This report catalogues the ways in which British society discriminates against disabled people and prevents them from living the lives they want to lead. Unlike sexism or racism, you won’t find the word ‘disablism’ in the dictionary. Yet it describes an all-too-real issue: discriminatory, oppressive or abusive behaviour arising from the belief that disabled people are inferior to others. ‘Institutional disablism’ describes a whole organisation’s disablist attitudes, practice and culture.
Bringing together data about disablism from a large number of sources in one place for the first time, it also draws on the stories of individual disabled people to show what the statistics mean in everyday terms for disabled people in the UK.
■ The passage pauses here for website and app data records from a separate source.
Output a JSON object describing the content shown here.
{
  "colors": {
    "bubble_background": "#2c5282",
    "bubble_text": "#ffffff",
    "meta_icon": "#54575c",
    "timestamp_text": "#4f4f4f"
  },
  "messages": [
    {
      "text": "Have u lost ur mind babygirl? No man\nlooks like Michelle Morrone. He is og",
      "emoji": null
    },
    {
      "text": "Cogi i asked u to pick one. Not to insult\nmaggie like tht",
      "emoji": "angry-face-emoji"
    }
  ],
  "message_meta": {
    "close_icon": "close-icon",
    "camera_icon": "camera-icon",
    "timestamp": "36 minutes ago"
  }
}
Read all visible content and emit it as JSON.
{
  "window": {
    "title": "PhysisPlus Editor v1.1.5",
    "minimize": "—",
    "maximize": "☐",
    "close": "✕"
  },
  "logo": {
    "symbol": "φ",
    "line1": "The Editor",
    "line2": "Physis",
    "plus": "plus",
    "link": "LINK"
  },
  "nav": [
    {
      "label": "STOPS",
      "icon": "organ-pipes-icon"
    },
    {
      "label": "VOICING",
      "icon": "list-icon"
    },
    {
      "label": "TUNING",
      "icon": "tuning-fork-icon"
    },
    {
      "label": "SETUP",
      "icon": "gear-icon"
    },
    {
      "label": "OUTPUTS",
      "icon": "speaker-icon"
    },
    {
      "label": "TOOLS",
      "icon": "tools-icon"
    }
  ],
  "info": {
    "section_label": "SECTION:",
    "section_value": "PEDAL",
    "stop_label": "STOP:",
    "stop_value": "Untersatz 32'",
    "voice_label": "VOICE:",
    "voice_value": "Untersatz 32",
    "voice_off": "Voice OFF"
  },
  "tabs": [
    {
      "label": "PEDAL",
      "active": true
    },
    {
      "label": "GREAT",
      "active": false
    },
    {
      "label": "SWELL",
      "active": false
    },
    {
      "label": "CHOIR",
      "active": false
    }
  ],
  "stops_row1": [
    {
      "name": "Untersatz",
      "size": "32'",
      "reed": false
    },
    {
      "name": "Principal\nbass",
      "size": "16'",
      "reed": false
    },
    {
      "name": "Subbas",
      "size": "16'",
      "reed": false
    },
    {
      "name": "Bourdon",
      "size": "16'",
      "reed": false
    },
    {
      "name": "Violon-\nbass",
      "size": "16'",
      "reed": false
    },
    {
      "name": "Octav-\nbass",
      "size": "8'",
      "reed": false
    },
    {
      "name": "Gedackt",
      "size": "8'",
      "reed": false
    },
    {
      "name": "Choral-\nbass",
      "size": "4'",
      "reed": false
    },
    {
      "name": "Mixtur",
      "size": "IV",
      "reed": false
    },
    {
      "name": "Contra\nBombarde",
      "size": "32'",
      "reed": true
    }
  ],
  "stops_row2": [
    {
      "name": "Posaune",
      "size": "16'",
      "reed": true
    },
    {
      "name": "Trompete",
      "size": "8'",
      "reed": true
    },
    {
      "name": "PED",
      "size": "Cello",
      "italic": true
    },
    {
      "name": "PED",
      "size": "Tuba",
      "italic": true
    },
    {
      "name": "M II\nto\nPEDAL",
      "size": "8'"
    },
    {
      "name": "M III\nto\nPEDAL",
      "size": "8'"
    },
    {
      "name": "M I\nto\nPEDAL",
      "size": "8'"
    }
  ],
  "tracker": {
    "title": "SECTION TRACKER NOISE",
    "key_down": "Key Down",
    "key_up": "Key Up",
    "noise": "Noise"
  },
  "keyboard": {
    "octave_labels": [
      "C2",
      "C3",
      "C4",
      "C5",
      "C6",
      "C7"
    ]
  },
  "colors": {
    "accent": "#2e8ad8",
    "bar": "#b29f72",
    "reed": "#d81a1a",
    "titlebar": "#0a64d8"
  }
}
The report was inspired by Professor Colin Barnes 1991 book Disabled People in Britain and Discrimination. Its aim is to highlight and tackle disablism so that disabled people have the chance to live independent lives. Independent living is what non-disabled people do every day of their lives – it is equally the human right of disabled people to enjoy, but this fundamental right is denied to them living in a disablist society.